● **EXERCISE DETAILS**:
In your copy, include no images and return each entry exactly as written.

● **EXTRACTED INFORMATION**:

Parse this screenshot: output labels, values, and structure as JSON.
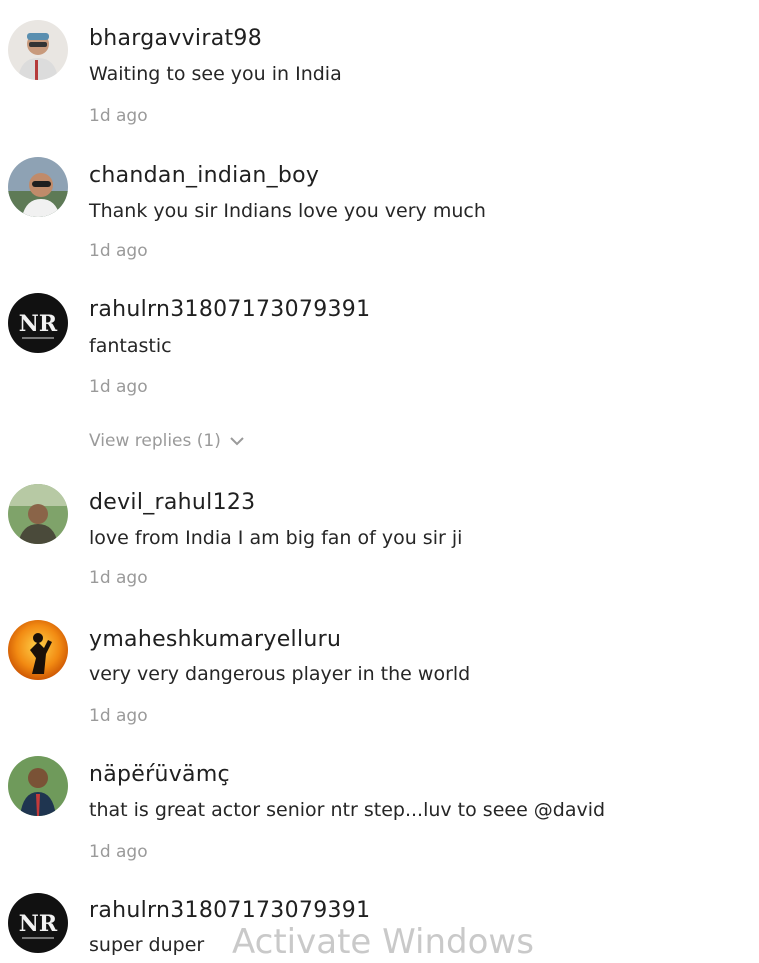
{
  "comments": [
    {
      "username": "bhargavvirat98",
      "text": "Waiting to see you in India",
      "time": "1d ago",
      "avatar": "selfie-avatar"
    },
    {
      "username": "chandan_indian_boy",
      "text": "Thank you sir Indians love you very much",
      "time": "1d ago",
      "avatar": "sunglasses-avatar"
    },
    {
      "username": "rahulrn31807173079391",
      "text": "fantastic",
      "time": "1d ago",
      "avatar": "nr-logo-avatar",
      "replies": "View replies (1)"
    },
    {
      "username": "devil_rahul123",
      "text": "love from India I am big fan of you sir ji",
      "time": "1d ago",
      "avatar": "outdoor-avatar"
    },
    {
      "username": "ymaheshkumaryelluru",
      "text": "very very dangerous player in the world",
      "time": "1d ago",
      "avatar": "hanuman-avatar"
    },
    {
      "username": "näpëŕüvämç",
      "text": "that is great actor senior ntr step...luv to seee @david",
      "time": "1d ago",
      "avatar": "suit-avatar"
    },
    {
      "username": "rahulrn31807173079391",
      "text": "super duper",
      "avatar": "nr-logo-avatar"
    }
  ],
  "watermark": "Activate Windows"
}
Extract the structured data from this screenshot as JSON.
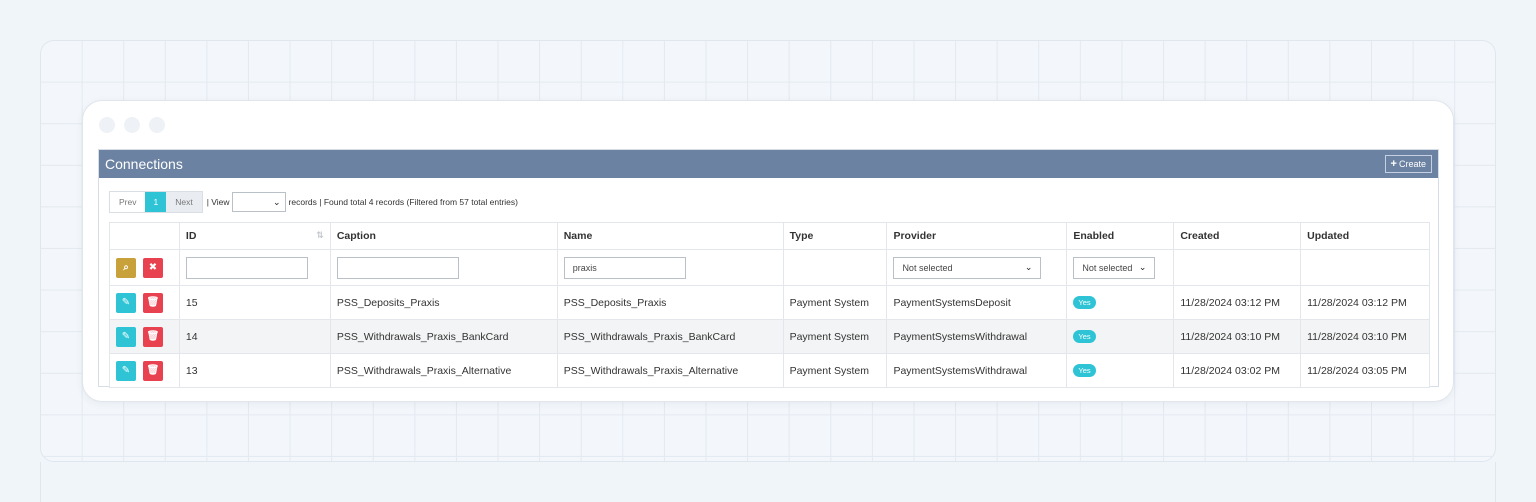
{
  "panel": {
    "title": "Connections",
    "create_label": "Create"
  },
  "toolbar": {
    "prev": "Prev",
    "page": "1",
    "next": "Next",
    "view": "| View",
    "records": "records | Found total 4 records (Filtered from 57 total entries)"
  },
  "columns": [
    "",
    "ID",
    "Caption",
    "Name",
    "Type",
    "Provider",
    "Enabled",
    "Created",
    "Updated"
  ],
  "filters": {
    "id": "",
    "caption": "",
    "name": "praxis",
    "provider": "Not selected",
    "enabled": "Not selected"
  },
  "rows": [
    {
      "id": "15",
      "caption": "PSS_Deposits_Praxis",
      "name": "PSS_Deposits_Praxis",
      "type": "Payment System",
      "provider": "PaymentSystemsDeposit",
      "enabled": "Yes",
      "created": "11/28/2024 03:12 PM",
      "updated": "11/28/2024 03:12 PM"
    },
    {
      "id": "14",
      "caption": "PSS_Withdrawals_Praxis_BankCard",
      "name": "PSS_Withdrawals_Praxis_BankCard",
      "type": "Payment System",
      "provider": "PaymentSystemsWithdrawal",
      "enabled": "Yes",
      "created": "11/28/2024 03:10 PM",
      "updated": "11/28/2024 03:10 PM"
    },
    {
      "id": "13",
      "caption": "PSS_Withdrawals_Praxis_Alternative",
      "name": "PSS_Withdrawals_Praxis_Alternative",
      "type": "Payment System",
      "provider": "PaymentSystemsWithdrawal",
      "enabled": "Yes",
      "created": "11/28/2024 03:02 PM",
      "updated": "11/28/2024 03:05 PM"
    }
  ],
  "colors": {
    "header": "#6b82a2",
    "accent": "#2ec4d6",
    "danger": "#e8414f",
    "search": "#c9a13a"
  }
}
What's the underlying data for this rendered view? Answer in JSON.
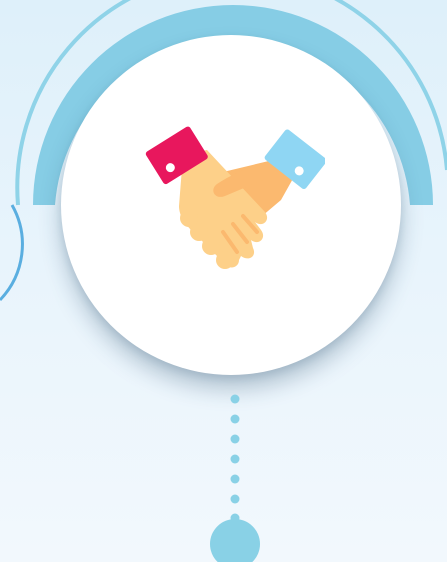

● **ANSWER BOX**:
Parse this screenshot: output labels, values, and structure as JSON.
{
  "comments": [
    {
      "username": "bhargavvirat98",
      "text": "Waiting to see you in India",
      "time": "1d ago",
      "avatar": "selfie-avatar"
    },
    {
      "username": "chandan_indian_boy",
      "text": "Thank you sir Indians love you very much",
      "time": "1d ago",
      "avatar": "sunglasses-avatar"
    },
    {
      "username": "rahulrn31807173079391",
      "text": "fantastic",
      "time": "1d ago",
      "avatar": "nr-logo-avatar",
      "replies": "View replies (1)"
    },
    {
      "username": "devil_rahul123",
      "text": "love from India I am big fan of you sir ji",
      "time": "1d ago",
      "avatar": "outdoor-avatar"
    },
    {
      "username": "ymaheshkumaryelluru",
      "text": "very very dangerous player in the world",
      "time": "1d ago",
      "avatar": "hanuman-avatar"
    },
    {
      "username": "näpëŕüvämç",
      "text": "that is great actor senior ntr step...luv to seee @david",
      "time": "1d ago",
      "avatar": "suit-avatar"
    },
    {
      "username": "rahulrn31807173079391",
      "text": "super duper",
      "avatar": "nr-logo-avatar"
    }
  ],
  "watermark": "Activate Windows"
}
Extract the structured data from this screenshot as JSON.
{
  "panel": {
    "title": "Connections",
    "create_label": "Create"
  },
  "toolbar": {
    "prev": "Prev",
    "page": "1",
    "next": "Next",
    "view": "| View",
    "records": "records | Found total 4 records (Filtered from 57 total entries)"
  },
  "columns": [
    "",
    "ID",
    "Caption",
    "Name",
    "Type",
    "Provider",
    "Enabled",
    "Created",
    "Updated"
  ],
  "filters": {
    "id": "",
    "caption": "",
    "name": "praxis",
    "provider": "Not selected",
    "enabled": "Not selected"
  },
  "rows": [
    {
      "id": "15",
      "caption": "PSS_Deposits_Praxis",
      "name": "PSS_Deposits_Praxis",
      "type": "Payment System",
      "provider": "PaymentSystemsDeposit",
      "enabled": "Yes",
      "created": "11/28/2024 03:12 PM",
      "updated": "11/28/2024 03:12 PM"
    },
    {
      "id": "14",
      "caption": "PSS_Withdrawals_Praxis_BankCard",
      "name": "PSS_Withdrawals_Praxis_BankCard",
      "type": "Payment System",
      "provider": "PaymentSystemsWithdrawal",
      "enabled": "Yes",
      "created": "11/28/2024 03:10 PM",
      "updated": "11/28/2024 03:10 PM"
    },
    {
      "id": "13",
      "caption": "PSS_Withdrawals_Praxis_Alternative",
      "name": "PSS_Withdrawals_Praxis_Alternative",
      "type": "Payment System",
      "provider": "PaymentSystemsWithdrawal",
      "enabled": "Yes",
      "created": "11/28/2024 03:02 PM",
      "updated": "11/28/2024 03:05 PM"
    }
  ],
  "colors": {
    "header": "#6b82a2",
    "accent": "#2ec4d6",
    "danger": "#e8414f",
    "search": "#c9a13a"
  }
}
What's the underlying data for this rendered view? Answer in JSON.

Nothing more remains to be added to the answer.